Identify each line below containing the string "email" and copy it.

Excerpted data:
************
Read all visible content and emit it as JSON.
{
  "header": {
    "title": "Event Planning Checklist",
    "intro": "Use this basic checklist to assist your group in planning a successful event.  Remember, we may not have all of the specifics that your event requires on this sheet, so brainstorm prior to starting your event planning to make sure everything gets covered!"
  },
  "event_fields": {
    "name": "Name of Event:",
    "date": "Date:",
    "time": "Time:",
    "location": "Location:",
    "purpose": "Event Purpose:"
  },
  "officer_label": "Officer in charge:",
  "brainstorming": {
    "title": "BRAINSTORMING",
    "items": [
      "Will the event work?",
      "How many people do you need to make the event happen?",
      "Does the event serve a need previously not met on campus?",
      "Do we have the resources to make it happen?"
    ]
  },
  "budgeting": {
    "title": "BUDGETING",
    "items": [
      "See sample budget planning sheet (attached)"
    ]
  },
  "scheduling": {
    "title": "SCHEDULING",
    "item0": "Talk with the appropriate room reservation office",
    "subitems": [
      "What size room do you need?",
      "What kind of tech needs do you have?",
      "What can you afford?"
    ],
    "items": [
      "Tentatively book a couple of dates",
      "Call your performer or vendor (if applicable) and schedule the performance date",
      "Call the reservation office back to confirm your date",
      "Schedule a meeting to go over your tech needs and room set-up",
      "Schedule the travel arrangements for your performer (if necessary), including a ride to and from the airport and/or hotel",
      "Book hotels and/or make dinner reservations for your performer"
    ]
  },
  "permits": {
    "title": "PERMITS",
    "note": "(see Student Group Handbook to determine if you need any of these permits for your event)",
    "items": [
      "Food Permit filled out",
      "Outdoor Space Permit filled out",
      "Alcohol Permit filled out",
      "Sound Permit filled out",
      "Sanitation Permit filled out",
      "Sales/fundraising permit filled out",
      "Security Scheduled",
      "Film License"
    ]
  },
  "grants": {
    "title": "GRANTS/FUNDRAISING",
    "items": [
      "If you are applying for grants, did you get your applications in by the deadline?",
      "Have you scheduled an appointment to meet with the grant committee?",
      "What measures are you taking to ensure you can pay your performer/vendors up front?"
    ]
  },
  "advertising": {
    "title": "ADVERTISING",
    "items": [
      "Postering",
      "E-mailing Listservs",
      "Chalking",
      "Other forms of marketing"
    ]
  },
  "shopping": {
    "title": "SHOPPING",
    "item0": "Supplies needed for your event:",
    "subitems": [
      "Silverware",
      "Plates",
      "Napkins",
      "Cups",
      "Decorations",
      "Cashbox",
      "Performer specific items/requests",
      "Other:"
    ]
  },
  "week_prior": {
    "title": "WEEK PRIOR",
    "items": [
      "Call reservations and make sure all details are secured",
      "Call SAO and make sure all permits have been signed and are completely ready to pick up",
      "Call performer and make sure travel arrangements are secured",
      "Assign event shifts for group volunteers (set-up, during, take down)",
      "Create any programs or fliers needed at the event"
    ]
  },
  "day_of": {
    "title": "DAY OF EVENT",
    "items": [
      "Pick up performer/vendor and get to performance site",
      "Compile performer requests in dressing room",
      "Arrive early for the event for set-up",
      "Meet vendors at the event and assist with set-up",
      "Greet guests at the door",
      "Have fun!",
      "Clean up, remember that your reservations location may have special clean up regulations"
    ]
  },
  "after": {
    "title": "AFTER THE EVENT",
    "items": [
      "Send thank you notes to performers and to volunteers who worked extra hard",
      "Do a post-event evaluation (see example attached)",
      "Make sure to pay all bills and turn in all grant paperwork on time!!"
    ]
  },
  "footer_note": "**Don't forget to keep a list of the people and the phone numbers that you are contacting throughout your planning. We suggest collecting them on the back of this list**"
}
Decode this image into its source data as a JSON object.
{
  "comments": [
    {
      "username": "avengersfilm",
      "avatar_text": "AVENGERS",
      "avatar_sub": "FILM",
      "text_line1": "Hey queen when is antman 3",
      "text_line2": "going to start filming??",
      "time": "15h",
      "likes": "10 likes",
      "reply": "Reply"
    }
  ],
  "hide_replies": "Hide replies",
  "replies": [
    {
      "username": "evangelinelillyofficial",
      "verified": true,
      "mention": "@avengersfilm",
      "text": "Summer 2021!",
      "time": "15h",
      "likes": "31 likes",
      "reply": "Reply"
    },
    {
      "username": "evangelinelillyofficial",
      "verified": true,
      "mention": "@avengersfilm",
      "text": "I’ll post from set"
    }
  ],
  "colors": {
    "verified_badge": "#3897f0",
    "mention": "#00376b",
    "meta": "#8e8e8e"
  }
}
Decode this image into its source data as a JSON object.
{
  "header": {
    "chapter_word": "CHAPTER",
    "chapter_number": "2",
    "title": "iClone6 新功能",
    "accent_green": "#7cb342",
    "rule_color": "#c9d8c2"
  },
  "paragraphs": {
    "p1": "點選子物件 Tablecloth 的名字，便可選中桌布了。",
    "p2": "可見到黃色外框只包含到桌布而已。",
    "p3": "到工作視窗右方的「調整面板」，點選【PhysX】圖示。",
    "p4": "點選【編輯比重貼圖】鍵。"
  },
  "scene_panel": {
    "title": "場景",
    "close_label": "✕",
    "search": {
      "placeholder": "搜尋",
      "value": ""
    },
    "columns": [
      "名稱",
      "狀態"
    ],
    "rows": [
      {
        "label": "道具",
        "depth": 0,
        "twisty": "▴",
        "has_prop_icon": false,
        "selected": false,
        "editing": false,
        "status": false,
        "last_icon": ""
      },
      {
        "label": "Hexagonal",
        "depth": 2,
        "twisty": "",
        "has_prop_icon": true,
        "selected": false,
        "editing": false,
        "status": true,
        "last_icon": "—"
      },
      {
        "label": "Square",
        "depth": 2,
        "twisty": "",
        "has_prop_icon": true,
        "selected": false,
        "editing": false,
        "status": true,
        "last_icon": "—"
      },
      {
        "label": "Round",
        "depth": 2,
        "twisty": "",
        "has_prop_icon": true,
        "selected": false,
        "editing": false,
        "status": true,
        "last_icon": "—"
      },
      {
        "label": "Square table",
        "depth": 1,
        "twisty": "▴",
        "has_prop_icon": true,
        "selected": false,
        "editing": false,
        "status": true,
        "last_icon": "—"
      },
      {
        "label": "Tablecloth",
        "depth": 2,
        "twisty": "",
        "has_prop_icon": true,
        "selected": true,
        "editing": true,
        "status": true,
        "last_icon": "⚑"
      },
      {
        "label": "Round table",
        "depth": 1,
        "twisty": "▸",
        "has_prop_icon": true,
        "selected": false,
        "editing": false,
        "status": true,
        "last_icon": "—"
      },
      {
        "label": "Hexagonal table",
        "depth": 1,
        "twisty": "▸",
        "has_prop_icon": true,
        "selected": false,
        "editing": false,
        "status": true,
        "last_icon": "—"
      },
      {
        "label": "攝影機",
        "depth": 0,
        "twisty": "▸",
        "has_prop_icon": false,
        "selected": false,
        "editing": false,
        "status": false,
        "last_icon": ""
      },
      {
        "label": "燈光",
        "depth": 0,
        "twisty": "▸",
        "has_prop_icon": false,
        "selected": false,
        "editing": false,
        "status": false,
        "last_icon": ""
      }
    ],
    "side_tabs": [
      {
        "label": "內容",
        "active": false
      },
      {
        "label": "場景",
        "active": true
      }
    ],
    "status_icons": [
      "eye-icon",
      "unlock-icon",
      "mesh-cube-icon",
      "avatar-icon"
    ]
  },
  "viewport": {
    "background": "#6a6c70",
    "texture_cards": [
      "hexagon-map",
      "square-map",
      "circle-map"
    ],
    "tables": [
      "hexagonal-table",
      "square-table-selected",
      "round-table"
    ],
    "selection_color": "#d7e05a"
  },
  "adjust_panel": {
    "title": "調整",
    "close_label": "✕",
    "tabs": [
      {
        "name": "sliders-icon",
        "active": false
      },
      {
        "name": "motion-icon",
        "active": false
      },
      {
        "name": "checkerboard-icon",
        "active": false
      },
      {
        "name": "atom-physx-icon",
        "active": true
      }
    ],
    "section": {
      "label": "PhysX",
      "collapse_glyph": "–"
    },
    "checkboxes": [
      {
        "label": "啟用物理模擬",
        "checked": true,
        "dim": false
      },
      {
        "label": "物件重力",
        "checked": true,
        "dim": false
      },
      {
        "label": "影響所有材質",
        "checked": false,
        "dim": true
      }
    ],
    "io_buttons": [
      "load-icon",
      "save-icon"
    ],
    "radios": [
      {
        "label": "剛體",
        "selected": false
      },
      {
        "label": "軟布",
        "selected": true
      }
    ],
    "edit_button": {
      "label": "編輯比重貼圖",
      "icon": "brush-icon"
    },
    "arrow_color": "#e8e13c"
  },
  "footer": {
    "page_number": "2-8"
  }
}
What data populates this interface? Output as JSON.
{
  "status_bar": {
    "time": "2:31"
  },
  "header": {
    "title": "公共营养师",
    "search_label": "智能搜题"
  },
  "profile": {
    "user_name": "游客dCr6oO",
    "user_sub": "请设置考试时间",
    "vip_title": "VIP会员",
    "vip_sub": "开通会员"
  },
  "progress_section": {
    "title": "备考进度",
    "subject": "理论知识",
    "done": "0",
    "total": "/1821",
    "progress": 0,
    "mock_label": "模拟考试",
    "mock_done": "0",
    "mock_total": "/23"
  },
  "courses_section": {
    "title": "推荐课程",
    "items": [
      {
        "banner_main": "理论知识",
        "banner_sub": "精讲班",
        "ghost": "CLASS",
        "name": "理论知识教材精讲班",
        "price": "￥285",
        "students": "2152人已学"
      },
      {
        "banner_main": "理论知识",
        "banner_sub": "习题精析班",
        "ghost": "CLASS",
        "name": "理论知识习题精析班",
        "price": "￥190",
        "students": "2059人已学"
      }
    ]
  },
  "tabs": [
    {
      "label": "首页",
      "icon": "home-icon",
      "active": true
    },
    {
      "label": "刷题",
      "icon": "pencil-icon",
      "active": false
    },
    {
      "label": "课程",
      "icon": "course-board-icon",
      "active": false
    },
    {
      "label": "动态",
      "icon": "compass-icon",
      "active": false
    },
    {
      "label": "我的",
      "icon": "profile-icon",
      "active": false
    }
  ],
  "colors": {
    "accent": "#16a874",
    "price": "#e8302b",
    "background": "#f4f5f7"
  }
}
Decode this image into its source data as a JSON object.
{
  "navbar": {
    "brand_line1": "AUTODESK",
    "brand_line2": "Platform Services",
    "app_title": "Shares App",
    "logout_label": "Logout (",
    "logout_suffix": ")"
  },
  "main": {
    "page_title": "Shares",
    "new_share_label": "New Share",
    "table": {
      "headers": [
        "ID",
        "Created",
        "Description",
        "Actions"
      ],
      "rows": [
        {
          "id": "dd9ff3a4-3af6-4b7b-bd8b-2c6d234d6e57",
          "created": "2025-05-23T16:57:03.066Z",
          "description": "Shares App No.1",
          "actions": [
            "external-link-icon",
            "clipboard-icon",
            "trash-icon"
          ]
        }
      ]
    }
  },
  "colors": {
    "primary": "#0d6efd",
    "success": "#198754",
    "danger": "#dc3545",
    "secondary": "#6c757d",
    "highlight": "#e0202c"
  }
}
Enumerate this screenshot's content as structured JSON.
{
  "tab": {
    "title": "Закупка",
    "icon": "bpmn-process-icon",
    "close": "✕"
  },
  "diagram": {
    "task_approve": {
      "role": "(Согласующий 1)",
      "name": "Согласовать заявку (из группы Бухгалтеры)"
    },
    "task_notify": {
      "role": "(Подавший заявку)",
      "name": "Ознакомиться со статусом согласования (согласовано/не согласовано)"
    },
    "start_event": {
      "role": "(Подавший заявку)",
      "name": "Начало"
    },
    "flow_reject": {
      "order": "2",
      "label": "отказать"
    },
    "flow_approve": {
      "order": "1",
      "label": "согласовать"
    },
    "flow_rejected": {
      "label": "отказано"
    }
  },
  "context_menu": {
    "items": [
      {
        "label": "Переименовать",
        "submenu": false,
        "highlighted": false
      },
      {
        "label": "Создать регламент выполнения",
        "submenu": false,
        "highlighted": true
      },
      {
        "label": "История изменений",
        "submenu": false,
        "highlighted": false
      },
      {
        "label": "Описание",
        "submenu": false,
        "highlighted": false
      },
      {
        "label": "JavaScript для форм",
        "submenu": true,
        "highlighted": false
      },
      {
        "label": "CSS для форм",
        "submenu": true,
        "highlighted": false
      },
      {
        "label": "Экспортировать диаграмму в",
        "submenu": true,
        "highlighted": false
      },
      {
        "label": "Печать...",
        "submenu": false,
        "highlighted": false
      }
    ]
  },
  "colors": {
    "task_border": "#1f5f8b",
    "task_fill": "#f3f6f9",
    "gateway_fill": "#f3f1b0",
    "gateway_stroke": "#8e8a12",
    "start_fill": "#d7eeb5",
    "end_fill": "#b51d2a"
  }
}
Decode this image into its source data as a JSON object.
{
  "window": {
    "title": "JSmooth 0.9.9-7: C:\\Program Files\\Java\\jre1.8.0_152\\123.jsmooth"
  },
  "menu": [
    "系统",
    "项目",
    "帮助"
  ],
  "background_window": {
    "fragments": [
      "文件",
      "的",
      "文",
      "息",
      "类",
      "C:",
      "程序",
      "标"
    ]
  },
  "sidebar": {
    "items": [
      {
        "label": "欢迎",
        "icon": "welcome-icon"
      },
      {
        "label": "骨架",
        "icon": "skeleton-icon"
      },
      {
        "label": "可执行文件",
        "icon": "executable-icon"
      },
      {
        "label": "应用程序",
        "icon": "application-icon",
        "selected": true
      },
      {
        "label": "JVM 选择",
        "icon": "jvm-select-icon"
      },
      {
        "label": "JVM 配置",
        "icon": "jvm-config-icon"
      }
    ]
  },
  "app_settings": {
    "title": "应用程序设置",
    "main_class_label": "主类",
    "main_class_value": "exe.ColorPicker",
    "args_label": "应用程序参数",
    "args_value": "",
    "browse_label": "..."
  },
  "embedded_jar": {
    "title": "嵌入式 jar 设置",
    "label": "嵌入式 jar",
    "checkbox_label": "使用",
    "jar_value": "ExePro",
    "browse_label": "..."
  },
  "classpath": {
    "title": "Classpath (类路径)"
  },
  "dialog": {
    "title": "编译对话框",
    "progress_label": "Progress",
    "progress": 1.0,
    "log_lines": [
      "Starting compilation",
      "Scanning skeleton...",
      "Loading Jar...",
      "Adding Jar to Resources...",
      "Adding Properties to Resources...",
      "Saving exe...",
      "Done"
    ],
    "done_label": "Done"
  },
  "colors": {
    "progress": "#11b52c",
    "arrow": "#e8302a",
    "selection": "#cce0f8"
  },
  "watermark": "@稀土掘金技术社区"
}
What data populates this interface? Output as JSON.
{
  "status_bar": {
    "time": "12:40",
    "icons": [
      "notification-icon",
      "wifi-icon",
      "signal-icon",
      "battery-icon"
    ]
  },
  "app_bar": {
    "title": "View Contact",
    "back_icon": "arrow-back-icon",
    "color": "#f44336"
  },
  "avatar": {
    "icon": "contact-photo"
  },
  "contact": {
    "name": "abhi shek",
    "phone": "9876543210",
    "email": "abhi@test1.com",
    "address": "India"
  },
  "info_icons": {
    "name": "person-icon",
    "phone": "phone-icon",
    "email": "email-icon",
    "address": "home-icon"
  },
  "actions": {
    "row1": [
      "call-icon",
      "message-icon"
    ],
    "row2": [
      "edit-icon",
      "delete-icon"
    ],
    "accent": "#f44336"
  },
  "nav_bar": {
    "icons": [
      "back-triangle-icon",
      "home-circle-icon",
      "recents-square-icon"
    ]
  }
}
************
Exercise answer:
    "email": "abhi@test1.com",
    "email": "email-icon",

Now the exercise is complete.